**Assignment**. Retype every record below exactly as it is written.

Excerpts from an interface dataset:
******
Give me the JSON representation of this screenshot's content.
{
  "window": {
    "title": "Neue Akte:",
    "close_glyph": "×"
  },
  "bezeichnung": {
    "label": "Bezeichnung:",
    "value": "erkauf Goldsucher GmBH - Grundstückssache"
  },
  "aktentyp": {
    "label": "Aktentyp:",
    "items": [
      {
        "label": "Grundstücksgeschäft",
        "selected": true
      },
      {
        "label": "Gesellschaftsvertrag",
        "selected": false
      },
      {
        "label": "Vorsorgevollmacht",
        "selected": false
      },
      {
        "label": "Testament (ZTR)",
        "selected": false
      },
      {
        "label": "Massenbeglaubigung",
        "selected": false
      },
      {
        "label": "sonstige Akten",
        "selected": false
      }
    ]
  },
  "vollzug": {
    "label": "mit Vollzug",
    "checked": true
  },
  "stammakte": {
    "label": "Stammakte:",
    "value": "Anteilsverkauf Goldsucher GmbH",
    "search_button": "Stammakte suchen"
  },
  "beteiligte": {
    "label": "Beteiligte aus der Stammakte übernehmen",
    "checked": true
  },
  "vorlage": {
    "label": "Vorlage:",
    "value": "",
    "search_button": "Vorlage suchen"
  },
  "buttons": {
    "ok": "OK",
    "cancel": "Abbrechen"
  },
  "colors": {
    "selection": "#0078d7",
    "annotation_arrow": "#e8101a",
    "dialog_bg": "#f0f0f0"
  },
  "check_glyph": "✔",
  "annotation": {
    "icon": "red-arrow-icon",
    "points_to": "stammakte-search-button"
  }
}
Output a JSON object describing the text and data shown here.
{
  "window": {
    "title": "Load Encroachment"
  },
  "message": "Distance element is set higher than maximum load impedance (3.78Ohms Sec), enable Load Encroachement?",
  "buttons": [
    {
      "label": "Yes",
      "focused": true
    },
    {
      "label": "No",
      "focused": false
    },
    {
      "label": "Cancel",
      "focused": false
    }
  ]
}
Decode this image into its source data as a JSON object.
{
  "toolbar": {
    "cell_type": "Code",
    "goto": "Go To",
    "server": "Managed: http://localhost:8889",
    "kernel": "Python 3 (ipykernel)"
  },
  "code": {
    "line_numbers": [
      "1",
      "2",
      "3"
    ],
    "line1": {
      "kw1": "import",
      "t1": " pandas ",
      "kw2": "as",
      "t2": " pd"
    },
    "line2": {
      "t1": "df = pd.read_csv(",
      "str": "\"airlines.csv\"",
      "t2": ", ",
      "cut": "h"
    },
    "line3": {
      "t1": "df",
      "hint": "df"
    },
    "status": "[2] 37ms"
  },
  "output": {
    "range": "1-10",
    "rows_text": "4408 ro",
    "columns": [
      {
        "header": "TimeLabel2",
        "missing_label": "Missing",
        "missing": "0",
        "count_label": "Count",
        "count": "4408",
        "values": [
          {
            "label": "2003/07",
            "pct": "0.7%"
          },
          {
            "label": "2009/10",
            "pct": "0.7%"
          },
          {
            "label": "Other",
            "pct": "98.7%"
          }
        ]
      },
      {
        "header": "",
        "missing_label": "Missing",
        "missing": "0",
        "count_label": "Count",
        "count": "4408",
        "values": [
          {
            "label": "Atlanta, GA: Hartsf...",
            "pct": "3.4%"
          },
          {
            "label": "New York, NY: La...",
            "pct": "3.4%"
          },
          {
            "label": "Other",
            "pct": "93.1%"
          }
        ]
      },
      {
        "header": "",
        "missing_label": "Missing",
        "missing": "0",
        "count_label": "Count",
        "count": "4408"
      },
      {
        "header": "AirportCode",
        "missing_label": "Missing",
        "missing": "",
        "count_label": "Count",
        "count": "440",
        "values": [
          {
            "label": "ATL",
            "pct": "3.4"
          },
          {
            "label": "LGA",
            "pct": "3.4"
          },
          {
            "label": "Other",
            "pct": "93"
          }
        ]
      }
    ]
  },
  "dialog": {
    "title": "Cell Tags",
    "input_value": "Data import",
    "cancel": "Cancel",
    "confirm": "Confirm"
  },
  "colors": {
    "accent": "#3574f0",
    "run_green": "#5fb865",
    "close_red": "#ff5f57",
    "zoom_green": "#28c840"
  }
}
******
**Exercise result**.
Give me the JSON representation of this screenshot's content.
{
  "window": {
    "title": "Neue Akte:",
    "close_glyph": "×"
  },
  "bezeichnung": {
    "label": "Bezeichnung:",
    "value": "erkauf Goldsucher GmBH - Grundstückssache"
  },
  "aktentyp": {
    "label": "Aktentyp:",
    "items": [
      {
        "label": "Grundstücksgeschäft",
        "selected": true
      },
      {
        "label": "Gesellschaftsvertrag",
        "selected": false
      },
      {
        "label": "Vorsorgevollmacht",
        "selected": false
      },
      {
        "label": "Testament (ZTR)",
        "selected": false
      },
      {
        "label": "Massenbeglaubigung",
        "selected": false
      },
      {
        "label": "sonstige Akten",
        "selected": false
      }
    ]
  },
  "vollzug": {
    "label": "mit Vollzug",
    "checked": true
  },
  "stammakte": {
    "label": "Stammakte:",
    "value": "Anteilsverkauf Goldsucher GmbH",
    "search_button": "Stammakte suchen"
  },
  "beteiligte": {
    "label": "Beteiligte aus der Stammakte übernehmen",
    "checked": true
  },
  "vorlage": {
    "label": "Vorlage:",
    "value": "",
    "search_button": "Vorlage suchen"
  },
  "buttons": {
    "ok": "OK",
    "cancel": "Abbrechen"
  },
  "colors": {
    "selection": "#0078d7",
    "annotation_arrow": "#e8101a",
    "dialog_bg": "#f0f0f0"
  },
  "check_glyph": "✔",
  "annotation": {
    "icon": "red-arrow-icon",
    "points_to": "stammakte-search-button"
  }
}
Output a JSON object describing the text and data shown here.
{
  "window": {
    "title": "Load Encroachment"
  },
  "message": "Distance element is set higher than maximum load impedance (3.78Ohms Sec), enable Load Encroachement?",
  "buttons": [
    {
      "label": "Yes",
      "focused": true
    },
    {
      "label": "No",
      "focused": false
    },
    {
      "label": "Cancel",
      "focused": false
    }
  ]
}
Decode this image into its source data as a JSON object.
{
  "toolbar": {
    "cell_type": "Code",
    "goto": "Go To",
    "server": "Managed: http://localhost:8889",
    "kernel": "Python 3 (ipykernel)"
  },
  "code": {
    "line_numbers": [
      "1",
      "2",
      "3"
    ],
    "line1": {
      "kw1": "import",
      "t1": " pandas ",
      "kw2": "as",
      "t2": " pd"
    },
    "line2": {
      "t1": "df = pd.read_csv(",
      "str": "\"airlines.csv\"",
      "t2": ", ",
      "cut": "h"
    },
    "line3": {
      "t1": "df",
      "hint": "df"
    },
    "status": "[2] 37ms"
  },
  "output": {
    "range": "1-10",
    "rows_text": "4408 ro",
    "columns": [
      {
        "header": "TimeLabel2",
        "missing_label": "Missing",
        "missing": "0",
        "count_label": "Count",
        "count": "4408",
        "values": [
          {
            "label": "2003/07",
            "pct": "0.7%"
          },
          {
            "label": "2009/10",
            "pct": "0.7%"
          },
          {
            "label": "Other",
            "pct": "98.7%"
          }
        ]
      },
      {
        "header": "",
        "missing_label": "Missing",
        "missing": "0",
        "count_label": "Count",
        "count": "4408",
        "values": [
          {
            "label": "Atlanta, GA: Hartsf...",
            "pct": "3.4%"
          },
          {
            "label": "New York, NY: La...",
            "pct": "3.4%"
          },
          {
            "label": "Other",
            "pct": "93.1%"
          }
        ]
      },
      {
        "header": "",
        "missing_label": "Missing",
        "missing": "0",
        "count_label": "Count",
        "count": "4408"
      },
      {
        "header": "AirportCode",
        "missing_label": "Missing",
        "missing": "",
        "count_label": "Count",
        "count": "440",
        "values": [
          {
            "label": "ATL",
            "pct": "3.4"
          },
          {
            "label": "LGA",
            "pct": "3.4"
          },
          {
            "label": "Other",
            "pct": "93"
          }
        ]
      }
    ]
  },
  "dialog": {
    "title": "Cell Tags",
    "input_value": "Data import",
    "cancel": "Cancel",
    "confirm": "Confirm"
  },
  "colors": {
    "accent": "#3574f0",
    "run_green": "#5fb865",
    "close_red": "#ff5f57",
    "zoom_green": "#28c840"
  }
}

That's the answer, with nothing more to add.